in September 2012 that revealed the development of thrombosis in patients within 1 month of being switched from warfarin to dabigatran.5
Subsequent to these reports, the phase 2 dose-finding RE-ALIGN trial of dabigatran in prosthetic heart valves was halted post-interim review. It revealed that patients taking dabigatran were more likely to experience strokes, myocardial infarction, and valve thromboses versus patients taking warfarin. Additionally, there was more bleeding in the dabigatran population. The FDA has now taken the stance that dabigatran is contraindicated in patients with mechanical heart valves, further noting that its use in bioprosthetic recipients “has not been evaluated and cannot be recommended.”6,7
Duration of Therapy
Patients undergoing mechanical mitral valve replacement require lifelong anticoagulation. There is some debate surrounding the duration of therapy for patients receiving bioprosthetic aortic valves. The American College of Chest Physicians recommends aspirin alone pending other thromboembolic risk factors, whereas the American College of Cardiology/ American Heart Association guidelines recommend a 3-month course of warfarin plus aspirin. More recently, Merie and colleagues of Denmark published their epidemiologic findings that suggest that patients with bioprosthetic implants should remain on warfarin for 6 months postoperatively. Their data provided evidence that the early discontinuation of warfarin post aortic valve implantation was associated with increased cardiovascular death. Patients maintained on warfarin experienced 3.2 fewer thromboembolic events per 100 person-years (P = .03) and 4.4 fewer cardiovascular deaths per 100 person years (P = .003) versus those not taking warfarin.8,9
One should not forfeit the wealth of data and clinical experience that we have with warfarin for the sake of off-label novel alternatives, as it is prudent to wait for the outcomes of well-conducted trials. Warfarin with or without aspirin remains the proven mainstay of therapy in patients with mechanical and bioprosthetic heart valve replacement.
Dr. Stevens is an advanced practice anticoagulation pharmacist for the Partners Heathcare System and an adjunct clinical assistant professor of pharmacy at Northeastern University’s Bouvé College of Health Sciences in Boston, Massachusetts. This column’s information is based on current studies and references, but it may be changed without notice with newer studies or with different populations.

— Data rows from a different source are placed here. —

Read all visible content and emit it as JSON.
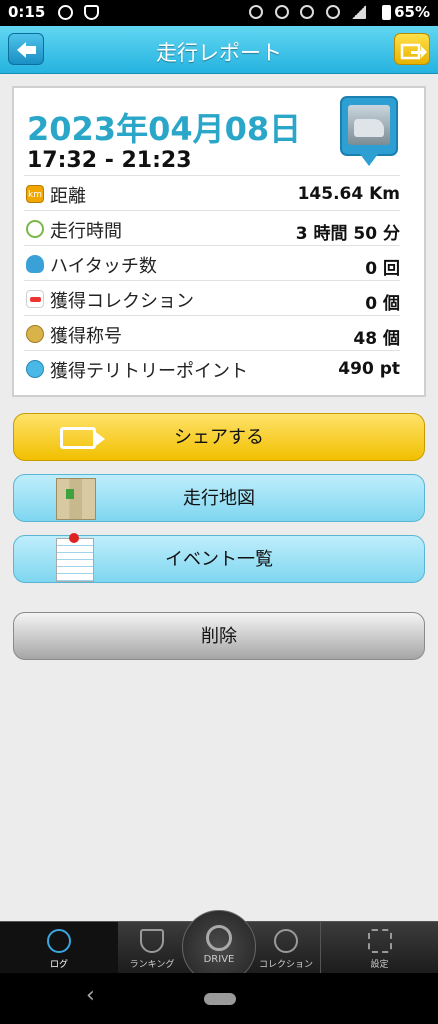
{
  "status_bar": {
    "time": "0:15",
    "battery": "65%"
  },
  "header": {
    "title": "走行レポート"
  },
  "report": {
    "date": "2023年04月08日",
    "time_range": "17:32 - 21:23",
    "rows": [
      {
        "icon": "km-badge-icon",
        "icon_text": "km",
        "label": "距離",
        "value": "145.64 Km"
      },
      {
        "icon": "clock-icon",
        "label": "走行時間",
        "value": "3 時間 50 分"
      },
      {
        "icon": "high-five-icon",
        "label": "ハイタッチ数",
        "value": "0 回"
      },
      {
        "icon": "car-icon",
        "label": "獲得コレクション",
        "value": "0 個"
      },
      {
        "icon": "medal-icon",
        "label": "獲得称号",
        "value": "48 個"
      },
      {
        "icon": "territory-icon",
        "label": "獲得テリトリーポイント",
        "value": "490 pt"
      }
    ]
  },
  "actions": {
    "share": "シェアする",
    "map": "走行地図",
    "events": "イベント一覧",
    "delete": "削除"
  },
  "tabs": {
    "log": "ログ",
    "ranking": "ランキング",
    "drive": "DRIVE",
    "collection": "コレクション",
    "settings": "設定"
  },
  "colors": {
    "header": "#25b3e0",
    "date": "#2aa6c9",
    "share_button": "#f1c000",
    "nav_button": "#7fd6f0",
    "delete_button": "#a6a6a6"
  }
}
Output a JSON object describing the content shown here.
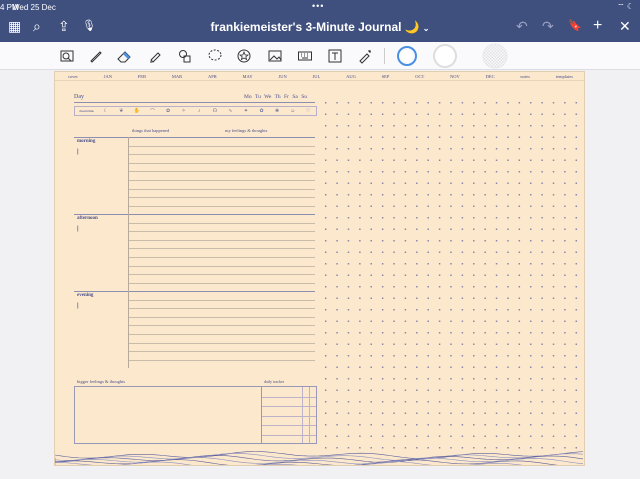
{
  "status": {
    "time": "4 PM",
    "date": "Wed 25 Dec",
    "dots": "•••",
    "icons": "⌔ ☾"
  },
  "app": {
    "title": "frankiemeister's 3-Minute Journal 🌙"
  },
  "topbar": {
    "grid_icon": "▦",
    "search_icon": "⌕",
    "share_icon": "⇪",
    "mic_icon": "🎙",
    "undo_icon": "↶",
    "redo_icon": "↷",
    "bookmark_icon": "🔖",
    "add_page_icon": "+",
    "close_icon": "✕"
  },
  "toolbar": {
    "accent": "#4a90e2"
  },
  "tabs": [
    "cover",
    "JAN",
    "FEB",
    "MAR",
    "APR",
    "MAY",
    "JUN",
    "JUL",
    "AUG",
    "SEP",
    "OCT",
    "NOV",
    "DEC",
    "notes",
    "templates"
  ],
  "journal": {
    "day_label": "Day",
    "weekdays": "Mo Tu We Th Fr Sa Su",
    "mood_label": "dreamtime",
    "mood_icons": [
      "☾",
      "❦",
      "✋",
      "⌒",
      "✿",
      "✧",
      "♪",
      "☊",
      "∿",
      "✦",
      "✿",
      "❀",
      "☺",
      "♡"
    ],
    "col_happened": "things that happened",
    "col_feelings": "my feelings & thoughts",
    "sections": [
      {
        "name": "morning",
        "marks": "|||"
      },
      {
        "name": "afternoon",
        "marks": "|||"
      },
      {
        "name": "evening",
        "marks": "|||"
      }
    ],
    "bigger_label": "bigger feelings & thoughts",
    "tracker_label": "daily tracker"
  }
}
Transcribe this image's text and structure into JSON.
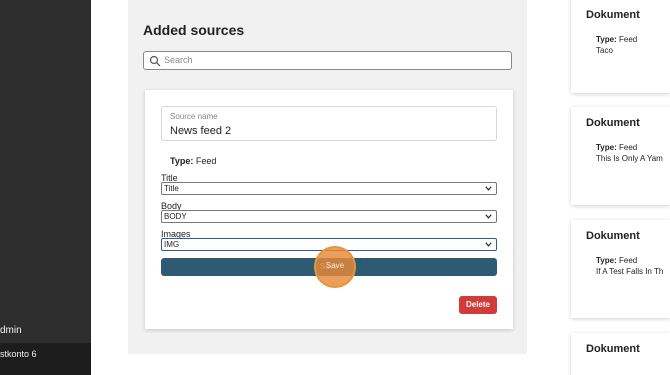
{
  "sidebar": {
    "items": [
      {
        "label": "dmin"
      },
      {
        "label": "stkonto 6"
      }
    ]
  },
  "panel": {
    "title": "Added sources",
    "search": {
      "placeholder": "Search"
    }
  },
  "source_card": {
    "name_label": "Source name",
    "name_value": "News feed 2",
    "type_label": "Type:",
    "type_value": "Feed",
    "fields": [
      {
        "label": "Title",
        "value": "Title"
      },
      {
        "label": "Body",
        "value": "BODY"
      },
      {
        "label": "Images",
        "value": "IMG"
      }
    ],
    "save_label": "Save",
    "delete_label": "Delete"
  },
  "documents": [
    {
      "title": "Dokument",
      "type_label": "Type:",
      "type_value": "Feed",
      "description": "Taco"
    },
    {
      "title": "Dokument",
      "type_label": "Type:",
      "type_value": "Feed",
      "description": "This Is Only A Yam"
    },
    {
      "title": "Dokument",
      "type_label": "Type:",
      "type_value": "Feed",
      "description": "If A Test Falls In Th"
    },
    {
      "title": "Dokument"
    }
  ],
  "colors": {
    "sidebar": "#2d2d2d",
    "save_button": "#2e5a73",
    "delete_button": "#d33a3a",
    "click_highlight": "#e88a37"
  }
}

Elliott Carr Cutler papers, 1911-1948. HMS c170. Harvard Medical Library, Francis A. Countway Library of Medicine, Boston, MA.
Ageno W, Turpie AG. Exaggerated initial response to warfarin following heart valve replacement. Am J Cardiol. 1999;84:905-908.
Pibarot P, Dumesnil JG. Prosthetic heart valves: selection of the optimal prosthesis and long-term management. Circulation. 2009;119(7):1034-1048.
Goldhaber SZ. “Bridging” and mechanical heart valves: perils, promises, and predictions. Circulation. 2006;113:470-472.
Price J, Hynes M, Labinaz M, Ruel M, Boodhwani M. Mechanical valve thrombosis with dabigatran. J Am Coll Cardiol. 2012;60(17):1710-1711. doi:10.1016/j.jacc.2012.06.039. http://content.onlinejacc.org.
Boehringer Ingelheim. Boehringer Ingelheim discontinues phase II trial in patients with artificial heart valves [press release]. December 11, 2012.
Food and Drug Administration. Drug safety communication: Pradaxa (dabigatran etexilate mesylate) should not be used in patients with mechanical prosthetic heart valves. December 19, 2012.
Mérie C, Køber L, Skov Olsen P, et al. Association of warfarin therapy duration after bioprosthetic aortic valve replacements with risk of mortality, thromboembolic complications and bleeding. JAMA. 2012; 308:2118-2125.
Mehta SR, Weitz JI. Warfarin after bioprosthetic aortic valve implantation. JAMA. 2012;308:2147-2148.